  11. ^ Romero, Tania (2009-03-20). "Tiene Claustro ambiente cafetero" [Cloister has a coffee atmosphere]. Reforma (in Spanish) (Mexico City). p. 4. 
  12. ^ "Dirigirá Rita Guerrero recital del Coro de la Universidad del Claustro". El Universal (in Rita Guerrero will direct a recital of the Chorus of the Universidad del Claustro) (Mexico City). Notimex. 2008-05-21. Retrieved 2010-02-23. 
  13. ^ UNAM (2009-04-17). "Impulsarán UNAM y la Universidad del Claustro de Sor Juana, docencia e investigación" [UNAM and the Universidad del Claustro de Sor Juana pushing teaching and research]. Universia (in Spanish). Retrieved 2010-02-23. 
  14. ^ Plascencia, Eduardo (2009-11-06). "Sazón del Centro" [Seasoning of the (historic) center]. Reforma (in Spanish) (Mexico City). p. 3. 
  15. ^ "Convoca la Universidad del Claustro de Sor Juana y el fmx al Concurso "Historias y Sabores de México. Menú del Bicentenario"" [Festival de Mexico and the Universidad del Claustro de Sor Juana convene "Stories and Flavors of Mexico:Menu of the Bicentennial]. Azteca 21 Television (in Spanish). 2010-01-02. Retrieved 2010-02-23. 

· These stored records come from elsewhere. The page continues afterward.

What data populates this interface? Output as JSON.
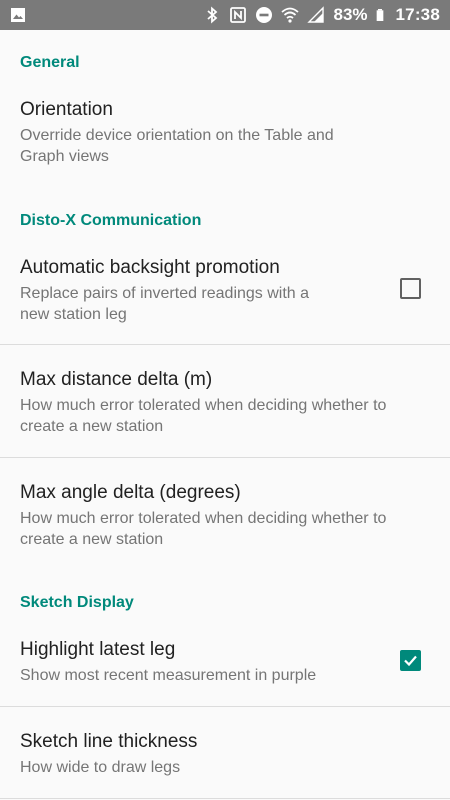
{
  "statusbar": {
    "battery_percent": "83%",
    "time": "17:38",
    "icons": [
      "image-icon",
      "bluetooth-icon",
      "nfc-icon",
      "do-not-disturb-icon",
      "wifi-icon",
      "signal-icon",
      "battery-icon"
    ]
  },
  "sections": {
    "general": "General",
    "disto": "Disto-X Communication",
    "sketch": "Sketch Display"
  },
  "prefs": {
    "orientation": {
      "title": "Orientation",
      "summary": "Override device orientation on the Table and Graph views"
    },
    "backsight": {
      "title": "Automatic backsight promotion",
      "summary": "Replace pairs of inverted readings with a new station leg",
      "checked": false
    },
    "max_distance": {
      "title": "Max distance delta (m)",
      "summary": "How much error tolerated when deciding whether to create a new station"
    },
    "max_angle": {
      "title": "Max angle delta (degrees)",
      "summary": "How much error tolerated when deciding whether to create a new station"
    },
    "highlight": {
      "title": "Highlight latest leg",
      "summary": "Show most recent measurement in purple",
      "checked": true
    },
    "line_thickness": {
      "title": "Sketch line thickness",
      "summary": "How wide to draw legs"
    }
  },
  "colors": {
    "accent": "#00897b",
    "statusbar": "#7a7a7a"
  }
}
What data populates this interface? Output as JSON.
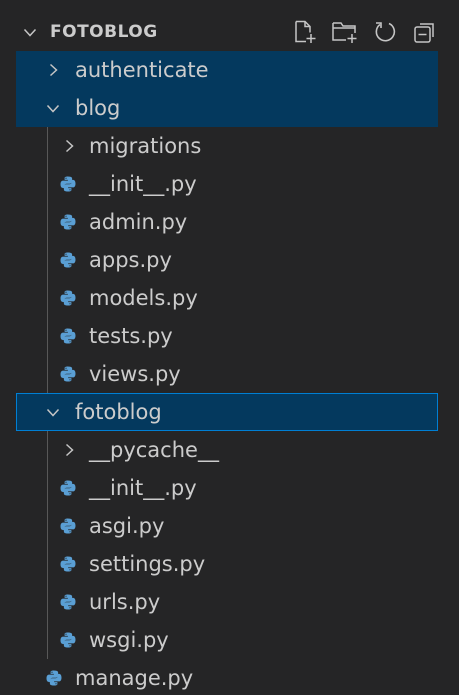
{
  "explorer": {
    "title": "FOTOBLOG",
    "actions": [
      {
        "name": "new-file-icon"
      },
      {
        "name": "new-folder-icon"
      },
      {
        "name": "refresh-icon"
      },
      {
        "name": "collapse-all-icon"
      }
    ]
  },
  "tree": {
    "authenticate": "authenticate",
    "blog": "blog",
    "blog_migrations": "migrations",
    "blog_init": "__init__.py",
    "blog_admin": "admin.py",
    "blog_apps": "apps.py",
    "blog_models": "models.py",
    "blog_tests": "tests.py",
    "blog_views": "views.py",
    "fotoblog": "fotoblog",
    "fotoblog_pycache": "__pycache__",
    "fotoblog_init": "__init__.py",
    "fotoblog_asgi": "asgi.py",
    "fotoblog_settings": "settings.py",
    "fotoblog_urls": "urls.py",
    "fotoblog_wsgi": "wsgi.py",
    "manage": "manage.py"
  },
  "colors": {
    "background": "#252526",
    "selected": "#04395e",
    "focus_border": "#007fd4",
    "python_blue": "#4b9cd3",
    "python_yellow": "#ffd43b"
  }
}
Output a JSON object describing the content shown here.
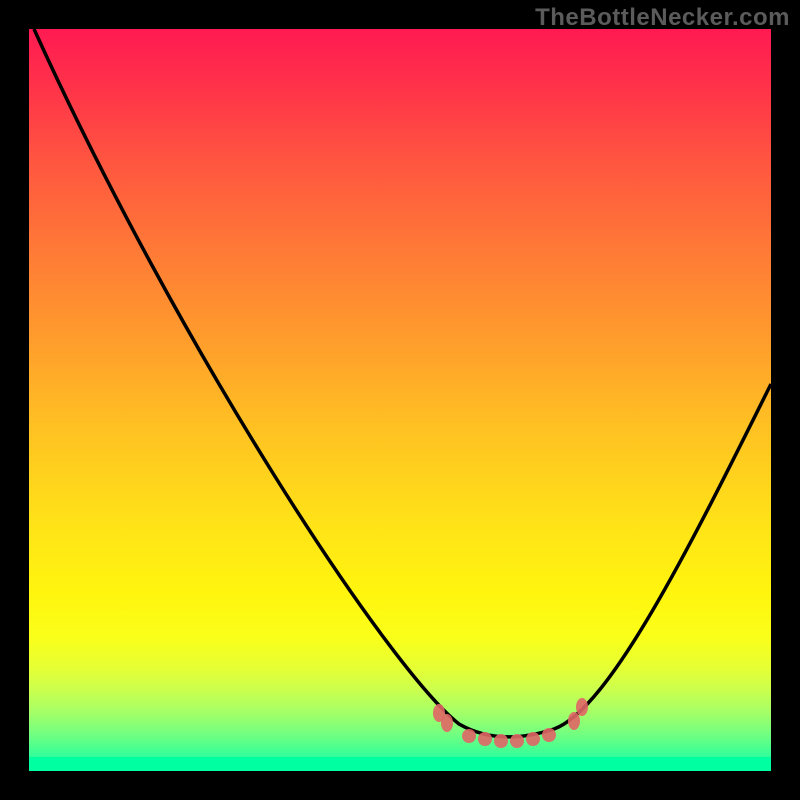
{
  "watermark": "TheBottleNecker.com",
  "chart_data": {
    "type": "line",
    "title": "",
    "xlabel": "",
    "ylabel": "",
    "xlim": [
      0,
      100
    ],
    "ylim": [
      0,
      100
    ],
    "grid": false,
    "legend": false,
    "background": "vertical-gradient red→yellow→green",
    "description": "V-shaped bottleneck curve on a red-to-green heat gradient; minimum (optimal match) cluster marked in pale-red near x≈60–75, y≈3–5. Left branch starts top-left at y≈100 and descends; right branch rises toward x=100, y≈52.",
    "series": [
      {
        "name": "bottleneck-curve",
        "x": [
          0,
          10,
          20,
          30,
          40,
          50,
          56,
          60,
          64,
          68,
          72,
          76,
          80,
          86,
          92,
          100
        ],
        "values": [
          100,
          82,
          65,
          50,
          36,
          22,
          12,
          6,
          3,
          3,
          4,
          8,
          16,
          28,
          40,
          52
        ]
      }
    ],
    "markers": {
      "name": "optimal-region",
      "color": "#e06666",
      "x": [
        55,
        56,
        59,
        61,
        64,
        66,
        68,
        70,
        73,
        75
      ],
      "values": [
        8,
        6,
        5,
        4,
        3,
        3,
        4,
        5,
        6,
        8
      ]
    },
    "gradient_stops": [
      {
        "pos": 0.0,
        "color": "#ff1a52"
      },
      {
        "pos": 0.3,
        "color": "#ff7a36"
      },
      {
        "pos": 0.66,
        "color": "#ffe118"
      },
      {
        "pos": 0.88,
        "color": "#ccff4d"
      },
      {
        "pos": 1.0,
        "color": "#00ffa0"
      }
    ]
  }
}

  16. ^ "El Claustro de Sor Juana trae El Slam Poético a la FIL". El Informador (in The Cloister of Sor Juana brings “The Slam Poetics” to the Feria Internacional del Libro) (Guadalajara, Mexico). 2007-11-01. Retrieved 2010-02-23.